─── INFORMATION PROVIDED ───

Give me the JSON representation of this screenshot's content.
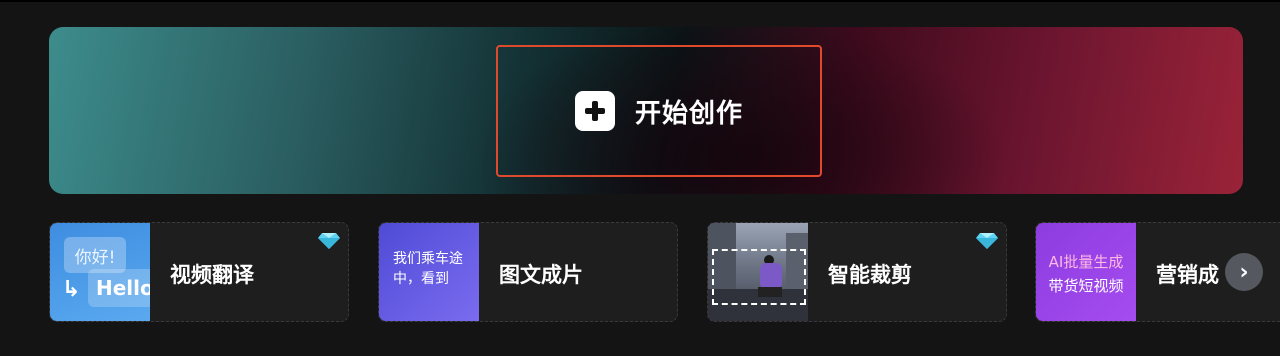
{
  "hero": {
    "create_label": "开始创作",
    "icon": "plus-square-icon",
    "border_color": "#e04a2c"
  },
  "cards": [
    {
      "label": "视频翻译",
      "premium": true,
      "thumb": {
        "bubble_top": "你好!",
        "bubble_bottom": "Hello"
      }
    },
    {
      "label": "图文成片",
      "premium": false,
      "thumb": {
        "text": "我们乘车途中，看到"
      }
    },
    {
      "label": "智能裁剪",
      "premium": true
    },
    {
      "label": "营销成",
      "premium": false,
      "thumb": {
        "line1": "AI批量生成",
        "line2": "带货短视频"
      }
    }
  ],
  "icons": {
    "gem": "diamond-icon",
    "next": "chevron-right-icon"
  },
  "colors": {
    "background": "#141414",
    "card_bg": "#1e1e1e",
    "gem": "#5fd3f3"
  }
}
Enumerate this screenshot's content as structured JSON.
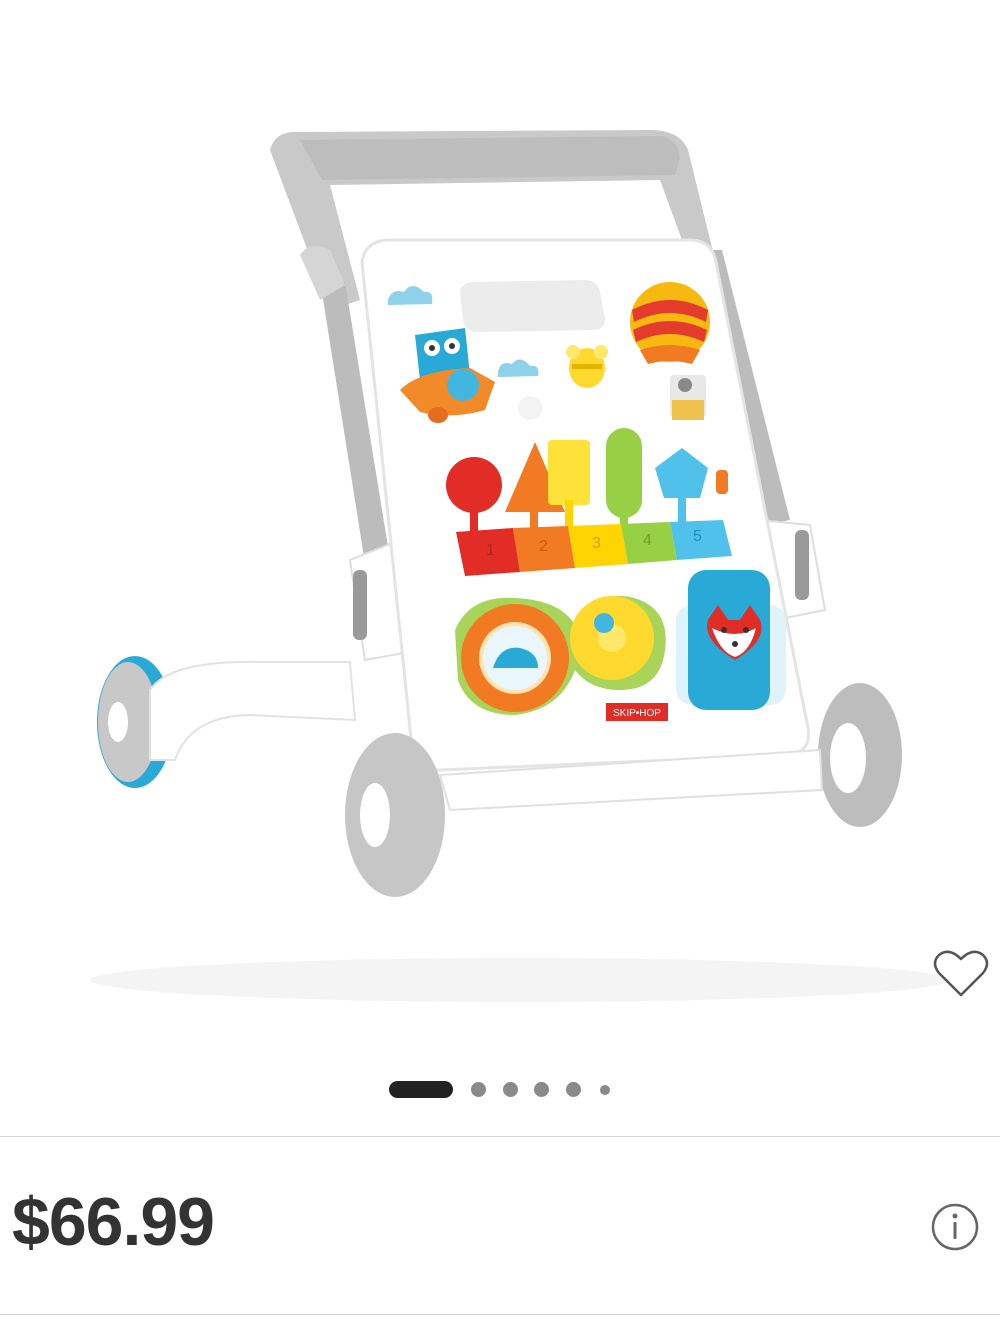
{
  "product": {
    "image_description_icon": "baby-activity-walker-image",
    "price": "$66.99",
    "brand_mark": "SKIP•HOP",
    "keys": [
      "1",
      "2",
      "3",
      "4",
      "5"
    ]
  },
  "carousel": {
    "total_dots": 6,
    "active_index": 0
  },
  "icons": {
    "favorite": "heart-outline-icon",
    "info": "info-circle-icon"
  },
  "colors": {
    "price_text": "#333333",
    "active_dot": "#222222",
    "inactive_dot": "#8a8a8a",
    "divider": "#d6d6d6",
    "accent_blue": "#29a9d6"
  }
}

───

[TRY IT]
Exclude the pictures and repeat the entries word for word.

[ANSWER SPACE]
Give me the JSON representation of this screenshot's content.
{
  "hero": {
    "create_label": "开始创作",
    "icon": "plus-square-icon",
    "border_color": "#e04a2c"
  },
  "cards": [
    {
      "label": "视频翻译",
      "premium": true,
      "thumb": {
        "bubble_top": "你好!",
        "bubble_bottom": "Hello"
      }
    },
    {
      "label": "图文成片",
      "premium": false,
      "thumb": {
        "text": "我们乘车途中，看到"
      }
    },
    {
      "label": "智能裁剪",
      "premium": true
    },
    {
      "label": "营销成",
      "premium": false,
      "thumb": {
        "line1": "AI批量生成",
        "line2": "带货短视频"
      }
    }
  ],
  "icons": {
    "gem": "diamond-icon",
    "next": "chevron-right-icon"
  },
  "colors": {
    "background": "#141414",
    "card_bg": "#1e1e1e",
    "gem": "#5fd3f3"
  }
}
Enumerate this screenshot's content as structured JSON.
{
  "product": {
    "image_description_icon": "baby-activity-walker-image",
    "price": "$66.99",
    "brand_mark": "SKIP•HOP",
    "keys": [
      "1",
      "2",
      "3",
      "4",
      "5"
    ]
  },
  "carousel": {
    "total_dots": 6,
    "active_index": 0
  },
  "icons": {
    "favorite": "heart-outline-icon",
    "info": "info-circle-icon"
  },
  "colors": {
    "price_text": "#333333",
    "active_dot": "#222222",
    "inactive_dot": "#8a8a8a",
    "divider": "#d6d6d6",
    "accent_blue": "#29a9d6"
  }
}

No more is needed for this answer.